[Extracted data entries]
════════════════════
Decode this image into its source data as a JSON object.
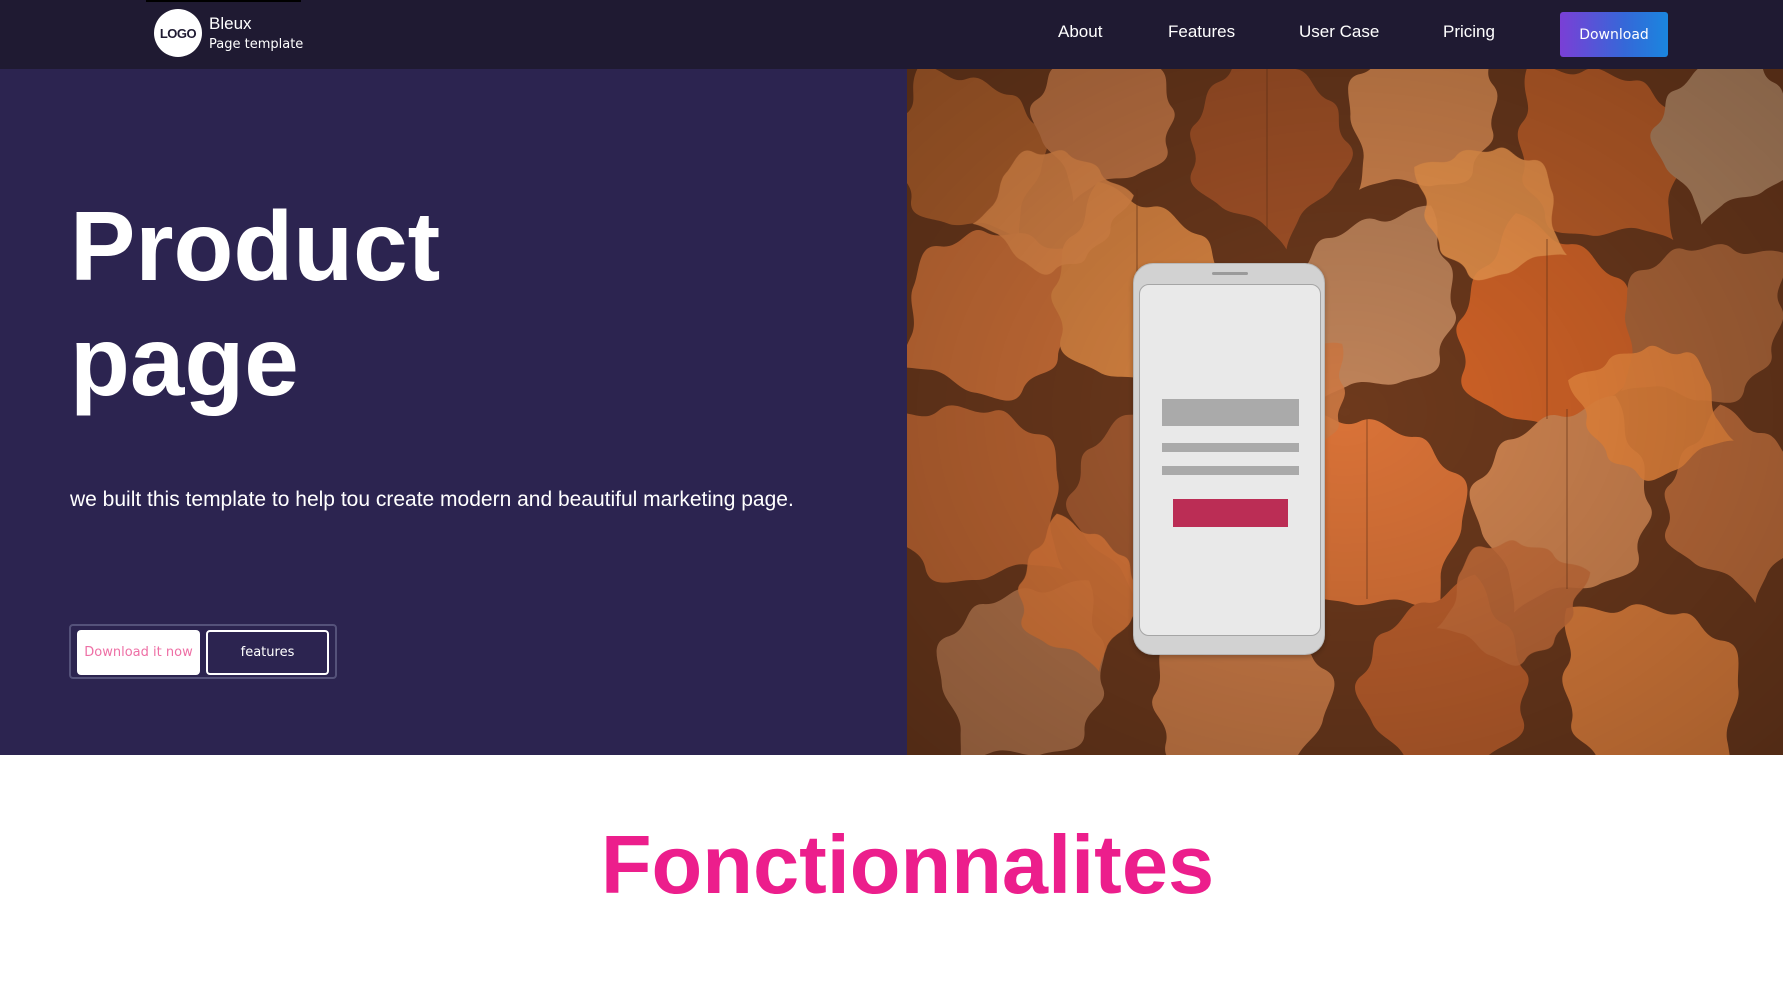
{
  "brand": {
    "logo_text": "LOGO",
    "name": "Bleux",
    "subtitle": "Page template"
  },
  "nav": {
    "links": [
      "About",
      "Features",
      "User Case",
      "Pricing"
    ],
    "download_label": "Download"
  },
  "hero": {
    "title_line1": "Product",
    "title_line2": "page",
    "description": "we built this template to help tou create modern and beautiful marketing page.",
    "primary_button": "Download it now",
    "secondary_button": "features"
  },
  "features": {
    "title": "Fonctionnalites"
  },
  "colors": {
    "nav_bg": "#1f1a32",
    "hero_bg": "#2c2450",
    "accent_pink": "#ec1e8c",
    "download_gradient_start": "#7a3fd6",
    "download_gradient_end": "#1a86df",
    "phone_button": "#bb2d55"
  },
  "icons": {
    "logo": "logo-badge",
    "hero_image": "autumn-leaves-photo",
    "device": "smartphone-mockup"
  }
}
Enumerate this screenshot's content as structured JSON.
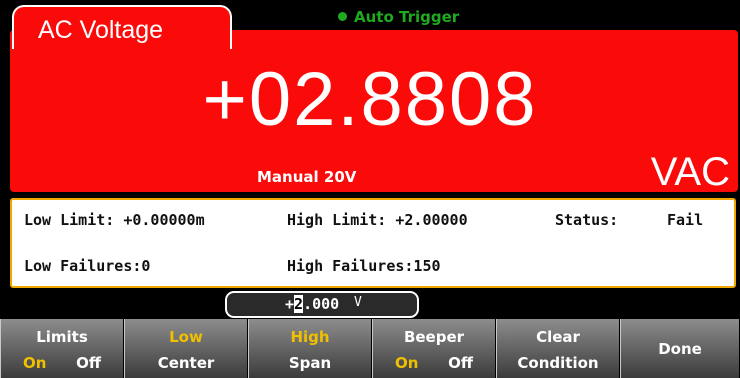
{
  "header": {
    "mode_label": "AC Voltage",
    "trigger_label": "Auto Trigger",
    "trigger_color": "#1faa1f"
  },
  "measurement": {
    "reading": "+02.8808",
    "range": "Manual 20V",
    "unit": "VAC",
    "panel_color": "#fb0a0a"
  },
  "limits_info": {
    "low_limit": "Low Limit: +0.00000m",
    "high_limit": "High Limit: +2.00000",
    "status_label": "Status:",
    "status_value": "Fail",
    "low_failures": "Low Failures:0",
    "high_failures": "High Failures:150"
  },
  "entry": {
    "value_prefix": "+",
    "cursor_digit": "2",
    "value_rest": ".000",
    "unit": "V"
  },
  "softkeys": {
    "limits": {
      "label": "Limits",
      "on": "On",
      "off": "Off"
    },
    "low_center": {
      "top": "Low",
      "bottom": "Center"
    },
    "high_span": {
      "top": "High",
      "bottom": "Span"
    },
    "beeper": {
      "label": "Beeper",
      "on": "On",
      "off": "Off"
    },
    "clear_condition": {
      "top": "Clear",
      "bottom": "Condition"
    },
    "done": {
      "label": "Done"
    },
    "highlight_color": "#f0c000"
  }
}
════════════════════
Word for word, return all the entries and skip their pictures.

#### SOLUTION TO THE EXERCISE:
Decode this image into its source data as a JSON object.
{
  "brand": {
    "logo_text": "LOGO",
    "name": "Bleux",
    "subtitle": "Page template"
  },
  "nav": {
    "links": [
      "About",
      "Features",
      "User Case",
      "Pricing"
    ],
    "download_label": "Download"
  },
  "hero": {
    "title_line1": "Product",
    "title_line2": "page",
    "description": "we built this template to help tou create modern and beautiful marketing page.",
    "primary_button": "Download it now",
    "secondary_button": "features"
  },
  "features": {
    "title": "Fonctionnalites"
  },
  "colors": {
    "nav_bg": "#1f1a32",
    "hero_bg": "#2c2450",
    "accent_pink": "#ec1e8c",
    "download_gradient_start": "#7a3fd6",
    "download_gradient_end": "#1a86df",
    "phone_button": "#bb2d55"
  },
  "icons": {
    "logo": "logo-badge",
    "hero_image": "autumn-leaves-photo",
    "device": "smartphone-mockup"
  }
}
Enumerate this screenshot's content as structured JSON.
{
  "header": {
    "mode_label": "AC Voltage",
    "trigger_label": "Auto Trigger",
    "trigger_color": "#1faa1f"
  },
  "measurement": {
    "reading": "+02.8808",
    "range": "Manual 20V",
    "unit": "VAC",
    "panel_color": "#fb0a0a"
  },
  "limits_info": {
    "low_limit": "Low Limit: +0.00000m",
    "high_limit": "High Limit: +2.00000",
    "status_label": "Status:",
    "status_value": "Fail",
    "low_failures": "Low Failures:0",
    "high_failures": "High Failures:150"
  },
  "entry": {
    "value_prefix": "+",
    "cursor_digit": "2",
    "value_rest": ".000",
    "unit": "V"
  },
  "softkeys": {
    "limits": {
      "label": "Limits",
      "on": "On",
      "off": "Off"
    },
    "low_center": {
      "top": "Low",
      "bottom": "Center"
    },
    "high_span": {
      "top": "High",
      "bottom": "Span"
    },
    "beeper": {
      "label": "Beeper",
      "on": "On",
      "off": "Off"
    },
    "clear_condition": {
      "top": "Clear",
      "bottom": "Condition"
    },
    "done": {
      "label": "Done"
    },
    "highlight_color": "#f0c000"
  }
}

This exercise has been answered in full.